A fight between political leaders in Scranton, Pa., has left each and every city employee earning $7.25 an hour — minimum wage.
Last week Mayor Chris Doherty slashed pay, on his own, saying Scranton had run out of money. Lackawanna County Judge Michael Barrasse issued an injunction telling the city it must recognize pay rates spelled out in union contracts. But Doherty continues to violate that court order.
It's been a tough couple of years on arts communities across the nation and in Dayton, a new collaboration is taking place. As Emily McCord reports for WYSO, The Dayton Performing Arts Alliance is the first merged philharmonic orchestra, ballet, and opera organization in the country.
The view from above: A satellite image of Idaho and western Montana, taken Monday and posted by the USDA Forest Services's Active Fire Mapping website, showing smoke and clouds.
Credit USDA Forest Service
Though firefighters have "gained ground on a number of wildfires across the West," they're having trouble in southern Idaho, The Associated Press reports.
There, winds have "fanned a fast-moving blaze across nearly 300 square miles of sagebrush and dry grass," the wire service says. The fire began Saturday. It was apparently sparked by a lightning strike.
Good morning. I'm Renee Montagne. Some forest officials in Minnesota are complaining about deer stands. Deer stands are those small platforms hunters set up in trees to get a better view. In some deer-hunting areas, they've grown into veritable tree houses with stairs, shingled roofs, windows, heaters, lounge chairs, and all on public land. One county land commissioner told the Duluth News Tribune: We're seeing mansions out there. It's MORNING EDITION. Transcript provided by NPR, Copyright NPR.
It's been a decade since the first permanent International Criminal Court was created. Today, it delivered its first-ever sentence. The Hague-based court ordered a Congolese warlord to serve 14 years in prison. Thomas Lubango was convicted in March of recruiting and using children as soldiers in his militia. During a four-year conflict, Lubango forced children to fight for him, taking up arms and machetes which they used to slaughter Lubango's tribal enemies in the Democratic Republic of Congo.

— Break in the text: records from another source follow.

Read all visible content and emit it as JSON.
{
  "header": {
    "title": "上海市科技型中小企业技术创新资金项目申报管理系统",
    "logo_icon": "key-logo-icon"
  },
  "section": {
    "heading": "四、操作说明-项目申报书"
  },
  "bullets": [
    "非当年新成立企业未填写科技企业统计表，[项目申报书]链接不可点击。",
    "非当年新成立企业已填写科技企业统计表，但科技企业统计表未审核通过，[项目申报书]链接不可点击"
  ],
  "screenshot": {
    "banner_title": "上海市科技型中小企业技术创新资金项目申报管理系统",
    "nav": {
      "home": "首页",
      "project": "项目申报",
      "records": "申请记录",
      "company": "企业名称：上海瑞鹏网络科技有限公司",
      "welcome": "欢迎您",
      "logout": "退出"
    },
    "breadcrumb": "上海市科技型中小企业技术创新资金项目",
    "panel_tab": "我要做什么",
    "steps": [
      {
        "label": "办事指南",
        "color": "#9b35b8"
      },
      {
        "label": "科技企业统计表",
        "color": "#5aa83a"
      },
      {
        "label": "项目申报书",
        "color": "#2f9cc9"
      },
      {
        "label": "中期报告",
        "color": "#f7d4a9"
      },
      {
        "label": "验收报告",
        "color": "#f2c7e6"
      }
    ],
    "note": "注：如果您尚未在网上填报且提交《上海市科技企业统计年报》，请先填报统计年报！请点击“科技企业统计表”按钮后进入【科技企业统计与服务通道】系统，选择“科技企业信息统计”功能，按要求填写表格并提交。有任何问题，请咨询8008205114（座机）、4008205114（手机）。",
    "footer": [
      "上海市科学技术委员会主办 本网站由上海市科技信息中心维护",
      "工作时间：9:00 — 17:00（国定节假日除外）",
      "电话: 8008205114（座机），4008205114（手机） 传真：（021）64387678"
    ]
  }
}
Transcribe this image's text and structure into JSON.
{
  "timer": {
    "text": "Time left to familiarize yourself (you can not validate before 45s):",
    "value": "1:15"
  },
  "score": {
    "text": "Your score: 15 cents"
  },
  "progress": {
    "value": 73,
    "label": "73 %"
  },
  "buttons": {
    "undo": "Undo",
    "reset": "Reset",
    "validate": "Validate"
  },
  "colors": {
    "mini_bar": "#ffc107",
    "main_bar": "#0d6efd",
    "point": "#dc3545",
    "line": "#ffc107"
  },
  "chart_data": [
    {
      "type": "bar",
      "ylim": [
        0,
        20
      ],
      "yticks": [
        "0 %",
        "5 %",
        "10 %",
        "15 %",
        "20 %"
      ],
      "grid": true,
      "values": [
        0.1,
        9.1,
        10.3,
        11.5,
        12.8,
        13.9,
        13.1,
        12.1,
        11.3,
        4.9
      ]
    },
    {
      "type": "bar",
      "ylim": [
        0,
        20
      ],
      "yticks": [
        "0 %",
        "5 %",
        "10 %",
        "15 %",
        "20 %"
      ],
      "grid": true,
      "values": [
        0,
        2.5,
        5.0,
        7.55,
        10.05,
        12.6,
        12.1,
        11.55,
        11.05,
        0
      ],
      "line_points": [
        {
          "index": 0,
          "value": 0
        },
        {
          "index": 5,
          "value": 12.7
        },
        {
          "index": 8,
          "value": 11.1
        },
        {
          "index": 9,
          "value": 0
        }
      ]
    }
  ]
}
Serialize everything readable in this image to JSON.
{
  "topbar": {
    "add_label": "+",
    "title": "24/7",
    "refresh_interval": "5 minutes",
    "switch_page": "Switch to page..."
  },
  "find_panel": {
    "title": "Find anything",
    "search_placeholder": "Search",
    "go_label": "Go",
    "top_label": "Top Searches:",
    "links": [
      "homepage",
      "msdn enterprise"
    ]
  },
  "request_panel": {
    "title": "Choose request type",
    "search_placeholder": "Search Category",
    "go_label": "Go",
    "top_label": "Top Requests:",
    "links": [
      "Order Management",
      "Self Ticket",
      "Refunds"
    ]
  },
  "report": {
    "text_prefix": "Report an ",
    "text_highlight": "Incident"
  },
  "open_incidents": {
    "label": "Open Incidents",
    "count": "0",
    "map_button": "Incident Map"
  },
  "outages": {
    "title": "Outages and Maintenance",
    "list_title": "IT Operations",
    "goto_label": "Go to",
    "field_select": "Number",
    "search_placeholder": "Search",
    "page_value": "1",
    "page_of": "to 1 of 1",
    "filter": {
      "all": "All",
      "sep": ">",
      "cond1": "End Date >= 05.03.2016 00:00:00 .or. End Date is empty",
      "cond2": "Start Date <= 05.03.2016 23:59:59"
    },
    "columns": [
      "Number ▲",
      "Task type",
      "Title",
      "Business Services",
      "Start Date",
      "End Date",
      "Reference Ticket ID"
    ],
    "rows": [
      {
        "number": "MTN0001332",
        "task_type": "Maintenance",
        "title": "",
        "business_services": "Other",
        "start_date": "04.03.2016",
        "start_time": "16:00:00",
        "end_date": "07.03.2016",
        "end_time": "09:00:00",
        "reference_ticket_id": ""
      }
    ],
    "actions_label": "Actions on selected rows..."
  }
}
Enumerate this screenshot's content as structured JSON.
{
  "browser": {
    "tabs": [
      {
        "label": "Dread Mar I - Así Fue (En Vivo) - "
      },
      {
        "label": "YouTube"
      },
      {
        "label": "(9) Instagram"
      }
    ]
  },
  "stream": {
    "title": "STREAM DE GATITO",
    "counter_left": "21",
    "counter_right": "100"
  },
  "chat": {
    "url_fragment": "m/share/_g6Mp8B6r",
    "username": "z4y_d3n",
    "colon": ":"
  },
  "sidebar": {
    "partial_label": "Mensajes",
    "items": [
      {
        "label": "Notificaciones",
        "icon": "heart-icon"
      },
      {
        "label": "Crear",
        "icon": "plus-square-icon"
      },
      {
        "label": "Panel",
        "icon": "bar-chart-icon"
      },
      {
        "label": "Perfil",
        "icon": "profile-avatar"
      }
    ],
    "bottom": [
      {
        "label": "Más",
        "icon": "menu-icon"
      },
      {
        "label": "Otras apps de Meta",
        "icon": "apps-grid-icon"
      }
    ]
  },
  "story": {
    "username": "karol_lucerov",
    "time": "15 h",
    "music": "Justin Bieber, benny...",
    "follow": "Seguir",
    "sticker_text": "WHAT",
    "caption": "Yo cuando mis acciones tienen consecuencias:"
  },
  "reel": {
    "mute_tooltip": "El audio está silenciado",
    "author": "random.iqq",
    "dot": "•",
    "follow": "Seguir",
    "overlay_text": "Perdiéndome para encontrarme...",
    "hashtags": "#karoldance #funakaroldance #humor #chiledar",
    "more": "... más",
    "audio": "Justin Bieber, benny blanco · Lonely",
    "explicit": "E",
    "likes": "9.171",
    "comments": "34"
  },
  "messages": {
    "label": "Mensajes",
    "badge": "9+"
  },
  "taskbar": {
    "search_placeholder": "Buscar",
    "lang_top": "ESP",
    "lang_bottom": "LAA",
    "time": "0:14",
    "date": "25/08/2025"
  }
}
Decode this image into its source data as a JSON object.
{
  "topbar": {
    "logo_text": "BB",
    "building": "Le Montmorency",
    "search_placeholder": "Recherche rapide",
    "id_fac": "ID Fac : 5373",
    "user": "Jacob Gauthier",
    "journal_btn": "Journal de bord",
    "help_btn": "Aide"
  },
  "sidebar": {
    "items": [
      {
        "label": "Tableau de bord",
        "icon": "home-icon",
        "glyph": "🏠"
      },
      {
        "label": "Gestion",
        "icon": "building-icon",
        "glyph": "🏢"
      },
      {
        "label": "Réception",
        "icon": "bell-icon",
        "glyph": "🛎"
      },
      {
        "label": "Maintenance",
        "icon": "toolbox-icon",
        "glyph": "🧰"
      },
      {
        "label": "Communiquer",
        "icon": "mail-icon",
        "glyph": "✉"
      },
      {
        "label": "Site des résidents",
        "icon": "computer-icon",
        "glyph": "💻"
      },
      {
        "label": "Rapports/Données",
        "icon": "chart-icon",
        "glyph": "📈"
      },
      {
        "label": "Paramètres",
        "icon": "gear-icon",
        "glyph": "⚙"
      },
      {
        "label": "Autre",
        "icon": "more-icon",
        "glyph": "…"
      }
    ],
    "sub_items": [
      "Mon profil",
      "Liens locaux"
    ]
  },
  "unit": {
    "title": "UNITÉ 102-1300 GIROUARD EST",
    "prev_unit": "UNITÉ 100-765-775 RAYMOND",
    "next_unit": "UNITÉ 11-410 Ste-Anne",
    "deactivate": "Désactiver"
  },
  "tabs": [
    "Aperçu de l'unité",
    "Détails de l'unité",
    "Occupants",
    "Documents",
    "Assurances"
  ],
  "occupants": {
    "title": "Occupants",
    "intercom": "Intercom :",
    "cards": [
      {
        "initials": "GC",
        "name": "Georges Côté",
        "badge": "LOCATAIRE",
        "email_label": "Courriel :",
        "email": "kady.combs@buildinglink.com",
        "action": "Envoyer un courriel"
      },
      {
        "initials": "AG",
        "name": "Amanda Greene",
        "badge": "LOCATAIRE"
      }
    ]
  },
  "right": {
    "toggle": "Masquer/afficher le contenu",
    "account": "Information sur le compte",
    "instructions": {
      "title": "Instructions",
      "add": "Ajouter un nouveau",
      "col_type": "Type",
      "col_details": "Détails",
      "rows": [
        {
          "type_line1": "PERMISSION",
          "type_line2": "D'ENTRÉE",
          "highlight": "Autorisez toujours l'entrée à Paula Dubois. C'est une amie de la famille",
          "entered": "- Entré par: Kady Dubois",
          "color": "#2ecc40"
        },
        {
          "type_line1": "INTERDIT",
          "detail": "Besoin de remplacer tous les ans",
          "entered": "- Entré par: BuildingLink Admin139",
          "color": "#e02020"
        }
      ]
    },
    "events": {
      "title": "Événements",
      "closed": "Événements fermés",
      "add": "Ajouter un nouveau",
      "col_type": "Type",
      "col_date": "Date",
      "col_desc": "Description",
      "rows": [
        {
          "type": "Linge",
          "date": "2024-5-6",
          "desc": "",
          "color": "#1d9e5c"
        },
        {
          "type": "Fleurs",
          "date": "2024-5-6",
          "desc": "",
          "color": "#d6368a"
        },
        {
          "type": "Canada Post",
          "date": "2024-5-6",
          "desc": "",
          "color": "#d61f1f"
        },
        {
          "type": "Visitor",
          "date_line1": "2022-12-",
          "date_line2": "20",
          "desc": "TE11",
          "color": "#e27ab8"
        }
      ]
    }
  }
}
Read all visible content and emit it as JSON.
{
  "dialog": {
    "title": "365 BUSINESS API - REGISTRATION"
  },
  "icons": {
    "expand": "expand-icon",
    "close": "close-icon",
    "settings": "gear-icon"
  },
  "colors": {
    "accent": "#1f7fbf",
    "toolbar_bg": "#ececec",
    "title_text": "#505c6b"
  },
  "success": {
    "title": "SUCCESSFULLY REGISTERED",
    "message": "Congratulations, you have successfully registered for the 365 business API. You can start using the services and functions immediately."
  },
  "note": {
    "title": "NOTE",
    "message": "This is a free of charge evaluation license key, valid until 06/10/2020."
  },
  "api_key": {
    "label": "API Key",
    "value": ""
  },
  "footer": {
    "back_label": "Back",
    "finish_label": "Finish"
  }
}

Batman may be able to save Gotham from villians but the rules of physics apply to him. Four British graduate students produced a paper called "Trajectory of a falling Batman." It says Batman could glide off a 500-foot building as he does in the 2005 movie but he'd hit the ground at a life-threatening 50 miles-per-hour.
Coal miners rally for black lung law reform on the steps of the U.S. Capitol in 1975. (See more from Earl Dotter's "Quiet Sickness" series <a href="http://www.npr.org/blogs/pictureshow/2012/07/09/156386882/documenting-dirty-jobs-miners-at-work">here</a>.)
The latest fundraising numbers are in for the two presidential campaigns, and the amounts are eye-popping. President Obama and the Democratic Party raised $71 million, which is an enormous haul. But it was dwarfed by Mitt Romney and the Republican National Committee, which together raised $106 million in the month of June.
Josh Walling and Randi Cartmill with their children, Jacqueline, Josh and Ryan. Josh Walling says his family, whose household income is below the national median, would lose a substantial amount of money if the Bush tax cuts expired.